Researchers at The Ohio State University Wexner Medical Center are studying dry needling therapy to see if it can help pain in a condition known as runner`s knee.

Physical therapists at The Ohio State University Wexner Medical Center are studying the practice of dry needling to see if it can help patients with painful knee conditions.

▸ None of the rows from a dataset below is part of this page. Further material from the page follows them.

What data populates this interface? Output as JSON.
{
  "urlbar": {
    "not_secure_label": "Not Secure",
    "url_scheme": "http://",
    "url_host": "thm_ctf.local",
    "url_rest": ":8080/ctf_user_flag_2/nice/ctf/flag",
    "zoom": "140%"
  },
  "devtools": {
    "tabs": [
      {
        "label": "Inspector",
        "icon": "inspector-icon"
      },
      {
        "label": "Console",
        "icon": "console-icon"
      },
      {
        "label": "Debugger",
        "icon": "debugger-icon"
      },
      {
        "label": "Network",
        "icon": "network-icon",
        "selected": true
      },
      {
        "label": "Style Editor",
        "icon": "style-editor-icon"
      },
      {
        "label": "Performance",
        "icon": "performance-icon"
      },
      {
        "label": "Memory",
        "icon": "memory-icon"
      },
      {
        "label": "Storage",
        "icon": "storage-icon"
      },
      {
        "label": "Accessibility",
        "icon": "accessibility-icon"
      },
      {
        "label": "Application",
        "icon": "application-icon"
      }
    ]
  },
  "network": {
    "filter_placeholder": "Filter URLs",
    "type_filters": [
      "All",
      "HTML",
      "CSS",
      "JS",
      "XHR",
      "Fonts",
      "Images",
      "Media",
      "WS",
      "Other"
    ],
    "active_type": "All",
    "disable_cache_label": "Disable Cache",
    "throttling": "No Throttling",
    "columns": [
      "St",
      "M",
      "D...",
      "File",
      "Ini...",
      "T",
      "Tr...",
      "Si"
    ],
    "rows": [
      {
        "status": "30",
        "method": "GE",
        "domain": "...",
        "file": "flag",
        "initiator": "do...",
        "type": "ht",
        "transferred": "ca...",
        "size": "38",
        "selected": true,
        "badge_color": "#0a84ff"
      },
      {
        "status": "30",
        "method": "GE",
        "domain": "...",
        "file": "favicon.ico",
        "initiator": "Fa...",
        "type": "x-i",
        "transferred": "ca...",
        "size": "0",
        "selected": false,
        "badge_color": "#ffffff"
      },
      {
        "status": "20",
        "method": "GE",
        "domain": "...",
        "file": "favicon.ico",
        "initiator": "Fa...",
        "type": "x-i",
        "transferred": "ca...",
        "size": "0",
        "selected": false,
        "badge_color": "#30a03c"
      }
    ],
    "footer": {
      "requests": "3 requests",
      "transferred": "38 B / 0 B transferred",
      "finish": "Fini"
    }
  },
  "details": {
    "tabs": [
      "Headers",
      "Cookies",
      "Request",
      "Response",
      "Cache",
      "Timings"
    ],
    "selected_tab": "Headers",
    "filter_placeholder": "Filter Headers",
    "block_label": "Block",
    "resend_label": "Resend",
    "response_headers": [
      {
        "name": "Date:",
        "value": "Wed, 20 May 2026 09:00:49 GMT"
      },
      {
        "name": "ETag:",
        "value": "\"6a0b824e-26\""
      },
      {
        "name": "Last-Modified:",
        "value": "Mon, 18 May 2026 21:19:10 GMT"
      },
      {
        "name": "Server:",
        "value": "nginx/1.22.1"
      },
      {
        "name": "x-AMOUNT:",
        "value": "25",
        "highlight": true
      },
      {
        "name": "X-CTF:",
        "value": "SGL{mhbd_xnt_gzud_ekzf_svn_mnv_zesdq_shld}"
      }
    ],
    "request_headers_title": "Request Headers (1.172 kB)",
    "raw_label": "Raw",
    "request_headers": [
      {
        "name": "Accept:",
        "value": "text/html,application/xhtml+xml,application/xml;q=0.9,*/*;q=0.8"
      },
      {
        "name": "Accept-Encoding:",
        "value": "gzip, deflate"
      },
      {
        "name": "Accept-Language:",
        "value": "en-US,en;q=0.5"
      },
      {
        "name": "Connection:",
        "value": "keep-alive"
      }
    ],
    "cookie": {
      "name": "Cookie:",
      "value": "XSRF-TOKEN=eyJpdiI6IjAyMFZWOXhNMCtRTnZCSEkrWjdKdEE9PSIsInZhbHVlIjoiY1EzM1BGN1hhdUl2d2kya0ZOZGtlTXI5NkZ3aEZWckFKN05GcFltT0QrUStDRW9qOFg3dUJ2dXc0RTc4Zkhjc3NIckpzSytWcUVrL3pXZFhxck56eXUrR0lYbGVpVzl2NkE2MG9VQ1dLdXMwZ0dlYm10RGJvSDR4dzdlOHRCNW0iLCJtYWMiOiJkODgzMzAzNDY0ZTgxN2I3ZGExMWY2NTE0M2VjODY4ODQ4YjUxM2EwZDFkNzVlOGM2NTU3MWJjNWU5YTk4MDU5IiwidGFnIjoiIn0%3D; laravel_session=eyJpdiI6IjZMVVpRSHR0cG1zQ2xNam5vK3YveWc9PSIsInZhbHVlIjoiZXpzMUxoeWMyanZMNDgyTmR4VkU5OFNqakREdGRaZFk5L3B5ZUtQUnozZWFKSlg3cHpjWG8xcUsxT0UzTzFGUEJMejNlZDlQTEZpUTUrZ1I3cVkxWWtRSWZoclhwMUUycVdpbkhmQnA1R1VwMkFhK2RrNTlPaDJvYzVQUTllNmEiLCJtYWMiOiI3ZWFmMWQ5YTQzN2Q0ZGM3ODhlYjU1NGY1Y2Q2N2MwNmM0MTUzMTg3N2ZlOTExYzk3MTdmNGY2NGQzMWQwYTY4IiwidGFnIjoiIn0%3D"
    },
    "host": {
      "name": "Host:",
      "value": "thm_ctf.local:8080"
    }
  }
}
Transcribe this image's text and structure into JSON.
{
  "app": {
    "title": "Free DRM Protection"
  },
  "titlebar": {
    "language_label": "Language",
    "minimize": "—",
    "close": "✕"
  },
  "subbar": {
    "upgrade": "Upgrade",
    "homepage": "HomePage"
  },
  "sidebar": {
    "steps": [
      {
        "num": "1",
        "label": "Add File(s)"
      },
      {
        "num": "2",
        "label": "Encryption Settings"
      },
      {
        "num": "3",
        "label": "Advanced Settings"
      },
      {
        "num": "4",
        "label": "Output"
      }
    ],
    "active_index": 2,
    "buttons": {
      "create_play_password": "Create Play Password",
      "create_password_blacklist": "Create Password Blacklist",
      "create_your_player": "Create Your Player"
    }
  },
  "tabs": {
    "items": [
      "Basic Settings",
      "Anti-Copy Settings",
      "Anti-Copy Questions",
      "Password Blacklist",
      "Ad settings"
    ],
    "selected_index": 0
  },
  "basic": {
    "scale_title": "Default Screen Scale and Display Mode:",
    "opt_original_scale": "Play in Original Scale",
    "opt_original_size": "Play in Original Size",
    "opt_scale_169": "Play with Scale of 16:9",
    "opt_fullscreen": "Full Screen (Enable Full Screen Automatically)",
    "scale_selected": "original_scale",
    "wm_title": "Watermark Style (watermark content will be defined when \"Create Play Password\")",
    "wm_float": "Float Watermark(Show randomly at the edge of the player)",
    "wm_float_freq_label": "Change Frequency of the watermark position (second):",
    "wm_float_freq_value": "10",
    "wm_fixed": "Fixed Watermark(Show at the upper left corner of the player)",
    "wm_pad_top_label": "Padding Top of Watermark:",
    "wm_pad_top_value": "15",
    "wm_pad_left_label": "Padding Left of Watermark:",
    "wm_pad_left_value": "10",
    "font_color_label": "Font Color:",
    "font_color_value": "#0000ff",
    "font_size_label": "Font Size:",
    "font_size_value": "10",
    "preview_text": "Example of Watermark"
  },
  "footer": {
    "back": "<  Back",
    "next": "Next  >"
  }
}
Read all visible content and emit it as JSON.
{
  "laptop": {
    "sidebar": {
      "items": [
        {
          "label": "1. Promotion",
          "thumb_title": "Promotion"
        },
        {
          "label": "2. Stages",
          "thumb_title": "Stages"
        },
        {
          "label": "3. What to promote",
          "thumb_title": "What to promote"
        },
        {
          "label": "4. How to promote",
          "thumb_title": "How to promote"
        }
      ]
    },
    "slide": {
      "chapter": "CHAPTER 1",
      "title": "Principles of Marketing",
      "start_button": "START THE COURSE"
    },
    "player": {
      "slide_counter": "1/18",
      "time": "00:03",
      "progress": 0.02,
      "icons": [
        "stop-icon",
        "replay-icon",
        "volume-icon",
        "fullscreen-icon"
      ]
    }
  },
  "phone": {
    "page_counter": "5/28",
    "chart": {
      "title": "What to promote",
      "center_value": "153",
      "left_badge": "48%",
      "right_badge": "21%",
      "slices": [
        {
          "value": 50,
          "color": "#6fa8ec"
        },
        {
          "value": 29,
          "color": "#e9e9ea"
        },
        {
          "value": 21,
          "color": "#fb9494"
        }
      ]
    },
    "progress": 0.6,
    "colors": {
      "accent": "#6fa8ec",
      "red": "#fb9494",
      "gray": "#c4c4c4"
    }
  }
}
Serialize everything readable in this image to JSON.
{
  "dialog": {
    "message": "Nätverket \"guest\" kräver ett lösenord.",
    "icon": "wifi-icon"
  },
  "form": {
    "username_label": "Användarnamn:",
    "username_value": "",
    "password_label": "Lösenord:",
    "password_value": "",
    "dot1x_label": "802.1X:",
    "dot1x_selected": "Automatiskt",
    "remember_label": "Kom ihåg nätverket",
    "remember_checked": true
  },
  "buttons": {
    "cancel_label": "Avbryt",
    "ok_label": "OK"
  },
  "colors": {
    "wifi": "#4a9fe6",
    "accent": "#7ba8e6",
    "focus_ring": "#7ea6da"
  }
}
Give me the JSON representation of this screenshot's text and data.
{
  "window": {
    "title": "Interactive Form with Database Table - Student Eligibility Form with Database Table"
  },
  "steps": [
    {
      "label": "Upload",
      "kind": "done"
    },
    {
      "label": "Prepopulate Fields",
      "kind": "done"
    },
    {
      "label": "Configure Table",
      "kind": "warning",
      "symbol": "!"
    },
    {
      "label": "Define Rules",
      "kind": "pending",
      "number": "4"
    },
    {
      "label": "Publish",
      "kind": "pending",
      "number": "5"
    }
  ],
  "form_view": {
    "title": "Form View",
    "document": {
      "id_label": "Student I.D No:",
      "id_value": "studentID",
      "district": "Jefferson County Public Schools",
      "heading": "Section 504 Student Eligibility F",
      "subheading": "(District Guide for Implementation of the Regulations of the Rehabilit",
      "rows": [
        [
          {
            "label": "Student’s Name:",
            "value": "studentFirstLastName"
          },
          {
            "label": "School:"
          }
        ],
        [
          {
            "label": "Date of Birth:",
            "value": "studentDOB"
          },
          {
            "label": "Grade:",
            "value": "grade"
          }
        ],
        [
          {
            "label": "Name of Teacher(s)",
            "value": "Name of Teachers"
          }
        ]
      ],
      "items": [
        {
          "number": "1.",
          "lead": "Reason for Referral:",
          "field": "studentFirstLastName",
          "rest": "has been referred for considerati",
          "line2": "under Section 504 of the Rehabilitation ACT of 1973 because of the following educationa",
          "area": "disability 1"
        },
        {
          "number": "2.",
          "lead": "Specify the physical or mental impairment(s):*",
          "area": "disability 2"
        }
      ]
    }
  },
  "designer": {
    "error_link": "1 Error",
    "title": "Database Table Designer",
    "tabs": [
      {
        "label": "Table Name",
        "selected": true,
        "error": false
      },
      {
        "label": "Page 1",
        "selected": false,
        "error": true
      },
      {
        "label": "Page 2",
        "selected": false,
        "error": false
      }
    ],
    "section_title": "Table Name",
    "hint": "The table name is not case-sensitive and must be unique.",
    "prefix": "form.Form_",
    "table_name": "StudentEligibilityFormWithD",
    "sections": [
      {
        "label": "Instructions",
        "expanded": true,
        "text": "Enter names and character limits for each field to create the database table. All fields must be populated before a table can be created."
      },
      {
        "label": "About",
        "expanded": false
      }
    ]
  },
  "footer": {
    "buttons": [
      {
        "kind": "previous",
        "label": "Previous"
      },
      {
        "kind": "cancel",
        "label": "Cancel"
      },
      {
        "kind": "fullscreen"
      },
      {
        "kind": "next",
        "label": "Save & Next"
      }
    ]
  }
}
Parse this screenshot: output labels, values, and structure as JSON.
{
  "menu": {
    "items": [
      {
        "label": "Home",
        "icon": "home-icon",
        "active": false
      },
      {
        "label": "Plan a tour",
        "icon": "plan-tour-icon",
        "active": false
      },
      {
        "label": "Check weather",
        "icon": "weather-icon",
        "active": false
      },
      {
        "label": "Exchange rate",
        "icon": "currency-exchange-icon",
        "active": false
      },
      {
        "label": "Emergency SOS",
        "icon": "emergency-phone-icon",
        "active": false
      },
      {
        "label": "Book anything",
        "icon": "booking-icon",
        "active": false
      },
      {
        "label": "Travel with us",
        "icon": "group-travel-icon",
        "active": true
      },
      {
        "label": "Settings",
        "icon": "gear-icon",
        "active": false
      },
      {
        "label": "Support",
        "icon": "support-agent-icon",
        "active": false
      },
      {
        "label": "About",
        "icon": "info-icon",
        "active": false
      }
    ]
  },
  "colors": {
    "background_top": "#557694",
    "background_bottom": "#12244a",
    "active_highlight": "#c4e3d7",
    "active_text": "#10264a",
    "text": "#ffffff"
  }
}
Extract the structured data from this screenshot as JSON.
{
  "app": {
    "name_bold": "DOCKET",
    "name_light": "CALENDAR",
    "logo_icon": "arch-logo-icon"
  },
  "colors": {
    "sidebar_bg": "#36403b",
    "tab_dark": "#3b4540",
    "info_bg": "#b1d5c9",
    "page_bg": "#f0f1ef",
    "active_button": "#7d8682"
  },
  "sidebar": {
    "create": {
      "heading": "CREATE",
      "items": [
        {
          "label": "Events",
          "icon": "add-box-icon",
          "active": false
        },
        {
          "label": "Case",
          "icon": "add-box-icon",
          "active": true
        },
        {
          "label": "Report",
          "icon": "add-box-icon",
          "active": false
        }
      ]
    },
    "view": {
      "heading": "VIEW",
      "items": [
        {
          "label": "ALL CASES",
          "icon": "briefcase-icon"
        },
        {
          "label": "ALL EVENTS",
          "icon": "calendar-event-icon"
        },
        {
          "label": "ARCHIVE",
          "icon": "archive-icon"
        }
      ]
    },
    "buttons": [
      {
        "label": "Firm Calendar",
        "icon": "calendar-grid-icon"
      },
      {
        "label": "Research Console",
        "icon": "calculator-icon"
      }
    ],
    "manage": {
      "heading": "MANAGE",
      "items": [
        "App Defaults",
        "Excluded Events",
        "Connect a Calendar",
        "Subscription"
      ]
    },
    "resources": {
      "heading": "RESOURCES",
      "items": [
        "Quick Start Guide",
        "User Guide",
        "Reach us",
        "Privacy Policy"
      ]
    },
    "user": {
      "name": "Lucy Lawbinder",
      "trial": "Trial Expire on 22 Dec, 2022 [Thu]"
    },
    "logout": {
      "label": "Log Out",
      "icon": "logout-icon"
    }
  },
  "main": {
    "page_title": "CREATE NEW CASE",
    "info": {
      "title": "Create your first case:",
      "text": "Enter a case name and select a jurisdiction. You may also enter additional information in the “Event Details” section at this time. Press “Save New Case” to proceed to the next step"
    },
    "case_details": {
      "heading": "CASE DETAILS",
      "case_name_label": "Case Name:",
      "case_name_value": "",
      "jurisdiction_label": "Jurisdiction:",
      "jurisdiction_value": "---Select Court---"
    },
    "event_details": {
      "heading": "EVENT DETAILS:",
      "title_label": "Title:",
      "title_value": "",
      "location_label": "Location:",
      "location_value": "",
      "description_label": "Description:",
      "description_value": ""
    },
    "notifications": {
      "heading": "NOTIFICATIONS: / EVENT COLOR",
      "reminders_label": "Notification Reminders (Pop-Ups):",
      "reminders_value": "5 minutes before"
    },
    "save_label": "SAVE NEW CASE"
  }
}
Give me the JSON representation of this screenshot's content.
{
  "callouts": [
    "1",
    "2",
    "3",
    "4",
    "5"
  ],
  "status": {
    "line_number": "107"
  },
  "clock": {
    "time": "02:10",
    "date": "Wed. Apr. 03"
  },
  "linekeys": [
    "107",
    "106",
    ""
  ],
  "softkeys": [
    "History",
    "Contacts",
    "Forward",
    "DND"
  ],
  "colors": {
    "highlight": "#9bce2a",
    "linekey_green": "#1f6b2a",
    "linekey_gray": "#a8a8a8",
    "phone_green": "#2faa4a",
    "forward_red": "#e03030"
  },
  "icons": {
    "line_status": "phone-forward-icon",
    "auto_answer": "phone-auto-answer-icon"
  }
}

Alex Pierce is running again after her knee pain was treated with dry needling, during which small, thin needles are inserted into her leg to loosen muscles and alleviate pain.